        "I fear not thy epidemic, man," said Ahab from the bulwarks [side railing], "come aboard." But Gabriel here interrupted: "Beware of the horrible plague!" At this, Captain Mayhew tried to shut Gabriel up -- but the boat lurched in the wind. "Hast thou seen the White Whale?" demanded Ahab. And Gabriel pipes up, Beware of his horrible tail! Captain Mayhew, furious, shouts, "I tell thee again, Gabriel, that --" But the boat lurched again.

        Remarkably, Captain Mayhew was able to tell his tale of Moby Dick despite the riotous waves and the insolent interuptions from "God's Hero". It seems that Gabriel had forbidden the striking of the great White Whale, insisting that it was "the Shaker God incarnated" -- but Macey, the chief mate, had defied fate and managed to get a harpoon into Moby Dick. Gabriel ascended the main-royal mast-head and shouted prophecies of doom down on Macey's head. Sure enough, a flick of the whale's tail and Mate Macey went flying through the air, sinking down to Davey Jones. Gabriel claimed credit, Moby Dick cruised away, and the Jeroboam filled with nameless fright. From the tossing boat Gabriel bade Ahab to beware the blasphemer's fate.

        It turns out that the Pequod's mail bag contained a letter from Macey's wife. In being transferred to Mayhew's boat, the letter fell into Gabriel's hands.

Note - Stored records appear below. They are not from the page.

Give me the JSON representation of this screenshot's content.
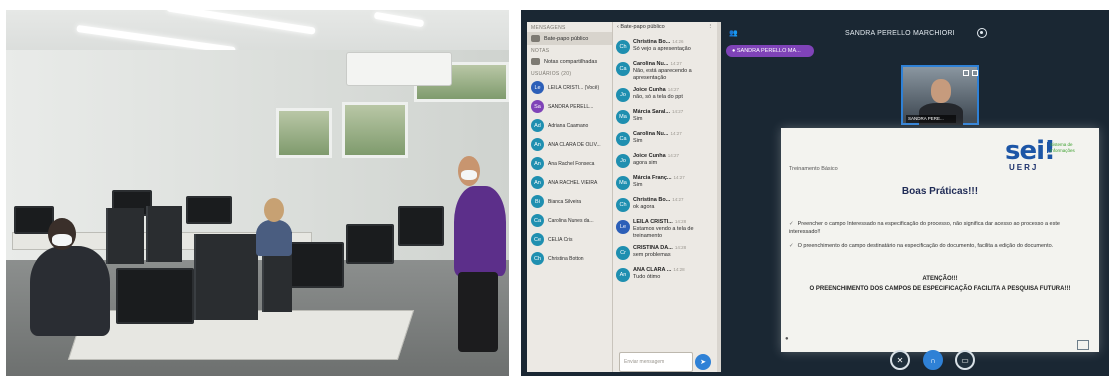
{
  "sidebar": {
    "messages_header": "MENSAGENS",
    "public_chat": "Bate-papo público",
    "notes_header": "NOTAS",
    "shared_notes": "Notas compartilhadas",
    "users_header": "USUÁRIOS (20)",
    "users": [
      {
        "initials": "Le",
        "name": "LEILA CRISTI... (Você)",
        "color": "#2c5fb8"
      },
      {
        "initials": "Sa",
        "name": "SANDRA PERELL...",
        "color": "#7f43b8"
      },
      {
        "initials": "Ad",
        "name": "Adriana Caamano",
        "color": "#1f8fb0"
      },
      {
        "initials": "An",
        "name": "ANA CLARA DE OLIV...",
        "color": "#1f8fb0"
      },
      {
        "initials": "An",
        "name": "Ana Rachel Fonseca",
        "color": "#1f8fb0"
      },
      {
        "initials": "An",
        "name": "ANA RACHEL VIEIRA",
        "color": "#1f8fb0"
      },
      {
        "initials": "Bi",
        "name": "Bianca Silveira",
        "color": "#1f8fb0"
      },
      {
        "initials": "Ca",
        "name": "Carolina Nunes da...",
        "color": "#1f8fb0"
      },
      {
        "initials": "Ce",
        "name": "CELIA Cris",
        "color": "#1f8fb0"
      },
      {
        "initials": "Ch",
        "name": "Christina Botton",
        "color": "#1f8fb0"
      }
    ]
  },
  "chat": {
    "back_label": "Bate-papo público",
    "menu_icon": "more-vertical-icon",
    "messages": [
      {
        "initials": "Ch",
        "name": "Christina Bo...",
        "time": "14:26",
        "text": "Só vejo a apresentação",
        "color": "#1f8fb0"
      },
      {
        "initials": "Ca",
        "name": "Carolina Nu...",
        "time": "14:27",
        "text": "Não, está aparecendo a apresentação",
        "color": "#1f8fb0"
      },
      {
        "initials": "Jo",
        "name": "Joice Cunha",
        "time": "14:27",
        "text": "não, só a tela do ppt",
        "color": "#1f8fb0"
      },
      {
        "initials": "Ma",
        "name": "Márcia Saral...",
        "time": "14:27",
        "text": "Sim",
        "color": "#1f8fb0"
      },
      {
        "initials": "Ca",
        "name": "Carolina Nu...",
        "time": "14:27",
        "text": "Sim",
        "color": "#1f8fb0"
      },
      {
        "initials": "Jo",
        "name": "Joice Cunha",
        "time": "14:27",
        "text": "agora sim",
        "color": "#1f8fb0"
      },
      {
        "initials": "Ma",
        "name": "Márcia Franç...",
        "time": "14:27",
        "text": "Sim",
        "color": "#1f8fb0"
      },
      {
        "initials": "Ch",
        "name": "Christina Bo...",
        "time": "14:27",
        "text": "ok agora",
        "color": "#1f8fb0"
      },
      {
        "initials": "Le",
        "name": "LEILA CRISTI...",
        "time": "14:28",
        "text": "Estamos vendo a tela de treinamento",
        "color": "#2c5fb8"
      },
      {
        "initials": "Cr",
        "name": "CRISTINA DA...",
        "time": "14:28",
        "text": "sem problemas",
        "color": "#1f8fb0"
      },
      {
        "initials": "An",
        "name": "ANA CLARA ...",
        "time": "14:28",
        "text": "Tudo ótimo",
        "color": "#1f8fb0"
      }
    ],
    "input_placeholder": "Enviar mensagem"
  },
  "topbar": {
    "room_name": "SANDRA PERELLO MARCHIORI",
    "presenter_pill": "SANDRA PERELLO MA..."
  },
  "webcam": {
    "label": "SANDRA PERE..."
  },
  "slide": {
    "tag": "Treinamento Básico",
    "logo_main": "sei",
    "logo_bottom": "UERJ",
    "logo_sub": "Sistema de Informações",
    "title": "Boas Práticas!!!",
    "bullets": [
      "Preencher o campo Interessado na especificação do processo, não significa dar acesso ao processo a este interessado!!",
      "O preenchimento do campo destinatário na especificação do documento, facilita a edição do documento."
    ],
    "attention_title": "ATENÇÃO!!!",
    "attention_text": "O PREENCHIMENTO DOS CAMPOS DE ESPECIFICAÇÃO  FACILITA A PESQUISA FUTURA!!!"
  },
  "controls": {
    "mic": "muted-microphone-icon",
    "audio": "headphones-icon",
    "video": "video-off-icon"
  },
  "colors": {
    "accent_blue": "#2f81d6",
    "presenter_purple": "#7f43b8",
    "screen_bg": "#1a2733"
  }
}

The scaramouch impaled it on a knife and hurled it back to Ahab crying, "Nay, keep it thyself -- thou art soon going where Macey now lies." After that, many strange things were hinted among the Pequod's crew in reference to this wild affair.